The big bears once roamed the Rocky Mountain area from the mountains to the plains and astonished the Lewis and Clark Expedition in the early 1800s with their ferocity and fearlessness, as the Corps of Discovery moved up the Missouri River through territory that would one day become Montana. In his journal, Lewis described a grizzly he and another member of the party had killed as “a most tremendious looking anamal, and extreemly hard to kill notwithstanding he had five balls through his lungs and five others in various parts he swam more than half the distance across the river to a sandbar & it was at least twenty minutes before he died;[he] made the most tremendous roaring from the moment he was shot.”
“These bear being so hard to die reather intimedates us all,” Lewis recorded. “I must confess I do not like the gentlemen and had reather fight two Indians than one [grizzly] bear.”
Grizzlies will eat almost anything, and in the wild that includes living or dead animals and fish, grasses, roots, bulbs, tubers and fungi. That voracious appetite and a human fascination with bears probably helped speed the downfall of the Yellowstone grizzly population in the 1960s. Tourists began feeding both black and grizzly bears in Yellowstone Park in the late 19th Century, and feeding the bears became a mainstay of the Park’s tourist appeal. By the ‘60s, people would gather nightly during summer to watch bears feed on meat brought by Park rangers. Nightly bear forays into the dumpsters at West Yellowstone also drew rapt attention from tourists.
To the detriment of the grizzlies, these easy pickings accustomed the animals to people, and the smell of food at Park campsites attracted the bears, putting man and beast within uneasy reach of one another.

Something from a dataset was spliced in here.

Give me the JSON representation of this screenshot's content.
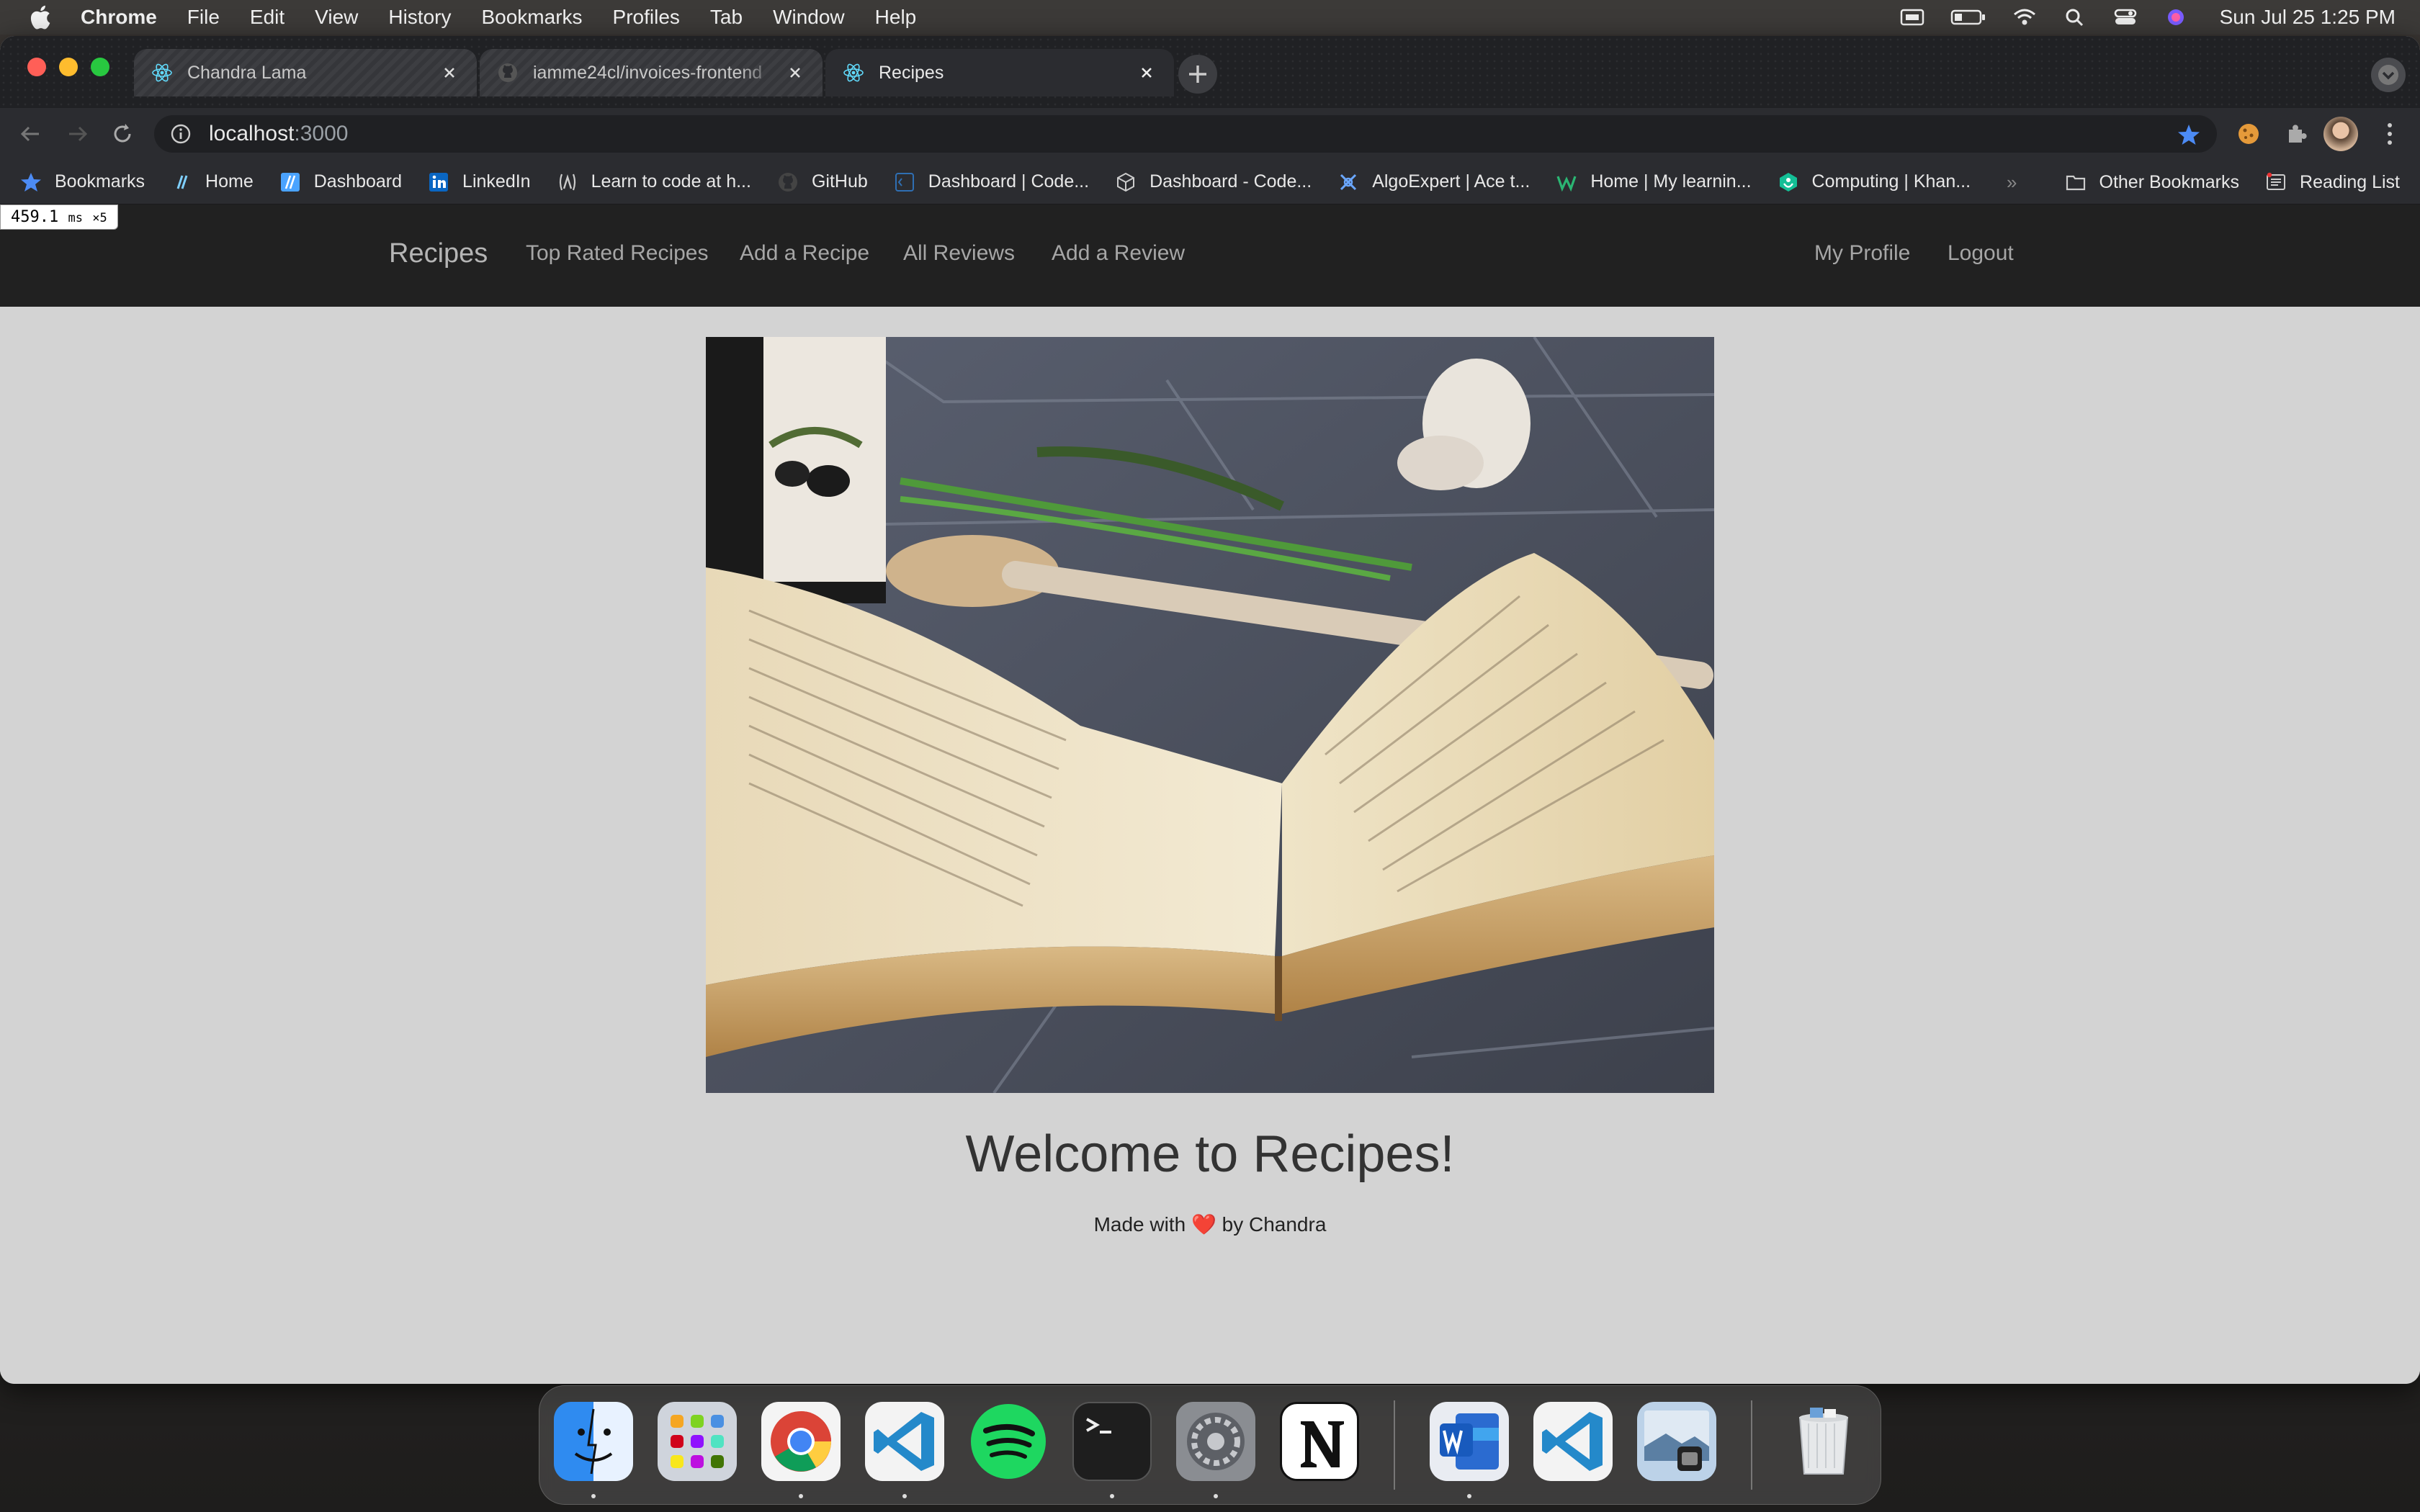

Members of Yellowstone work-crews often found themselves face to face with grizzlies. Park bears also regularly approached vehicles for an easy hand out given through a rolled-down window. But in the ‘60s, after several dangerous and deadly encounters, the “Yogi Bear” days came to an end, as Park rangers began killing both grizzlies and black bears looking for easy treats offered by people. Park dumps were shut down and dumpsters locked. By the mid-70s, Yellowstone’s people-friendly bears were a thing of the past, and it was no longer a sure bet that if you visited Yellowstone you would see grizzlies.
“I never thought we would be there in Yellowstone,” USFWS grizzly bear recovery coordinator Chris Seryheen told the Missoulian of the bear’s comeback. “I’m somewhat amazed that they’ve done as well as they have.”
The USFWS estimates that today, 1,100-1,200 grizzlies live in the lower 48 states among five separate populations in Montana, Idaho, Wyoming, and Washington. According to the USFWS, biologists believe there is no evidence of interaction between the Yellowstone area grizzly population and other remaining grizzly bears in the lower 48 states or Canada. In addition to the Yellowstone area, those grizzly populations occur in the Northern Continental Divide ecosystem (400-500 bears), the Selkirk ecosystem (40-50 bears), the Cabinet-Yaak ecosystem (30-40 bears), and in the Northern Cascade ecosystem, which supports about five grizzlies.